Driver Subcommittee points to pay, working conditions as ways to improve retention
July 30, 2021
It was the commercial drivers’ turn to weigh in on the driver retention issues in the trucking industry.
A panel of more than 20 commercial drivers, serving on a Driver Subcommittee to the FMCSA’s Motor Carrier Safety Advisory Committee, met on Wednesday, July 28 to discuss the issues of driver recruitment and retention. The topic has garnered a lot of attention recently as the U.S. Department of Transportation and the U.S. Department of Labor hosted a driver retention roundtable discussion on July 9. In addition, MCSAC also spent much of its two days of meetings earlier this month on the issue.
The newly formed Drivers Subcommittee gave FMCSA the opportunity to hear about the problem firsthand. According to the agency, the new panel consists of 24 drivers from all sectors of the commercial motor vehicle industry, including tractor-trailer drivers, straight truck drivers, motor coach drivers, hazardous materials drivers, agriculture haulers, and more. OOIDA President Todd Spencer, who started his career as a truck driver and still holds a CDL, is the chairman of the Driver Subcommittee.
“The consensus of the group is that the economics for drivers certainly need to change to be more reflective of what people are looking for in a career,” Spencer said. “Not a lot of people are fired up about a 70-hour workweek that keeps you away from family all of the time.”
Improving pay and working conditions, including the respect shown toward drivers, were frequent suggestions from the panel.
“We had a pretty good cross-section of drivers who spoke about some pretty serious issues in trucking that most drivers deal with on a daily basis,” Spencer said. “That includes a lack of respect in pretty much every aspect of the job from who they work for and who they work with.”
An insufficient amount of truck parking and an inadequate driver training program also were mentioned as reasons the industry is having difficulties retaining drivers. According to the FMCSA, driver turnover rates at large fleets are more than 90%.
Comments from the Driver Subcommittee meeting will be included in MCSAC’s final report to be filed to the agency in September.
Although the American Trucking Associations has typically framed the problem as a “driver shortage,” the administration appears to be listening to OOIDA’s longtime stance that it is a driver retention issue.
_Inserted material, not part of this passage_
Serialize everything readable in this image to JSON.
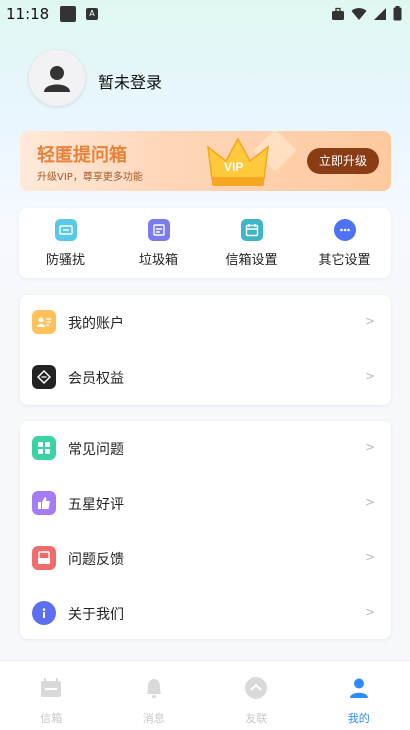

OOIDA has refuted claims of a driver shortage for decades. Instead, the Association points to a report from the U.S. Bureau of Labor Statistics that suggested any issues in the labor supply could be corrected by increasing wages.
At the driver retention roundtable, Transportation Secretary Pete Buttigieg compared the problem to a leaky bucket, meaning that it doesn’t matter how many drivers you bring in if the reasons for them wanting to leave the industry aren’t corrected.
“It strikes me that another way to think of it is something of a leaky bucket, and that no matter how many people we pour into the industry for a moment, it’s not going to do us much good unless the jobs are reliable enough, secure enough and stable enough that people want to remain within the industry,” Buttigieg said.
Now that driver retention is being recognized as the problem, OOIDA said the administration needs to take steps to address the issue. The Association said a good first step would be to repeal the Fair Labor Standards Act overtime exemption for motor carriers so that drivers earn equitable wages for their time on the job. LL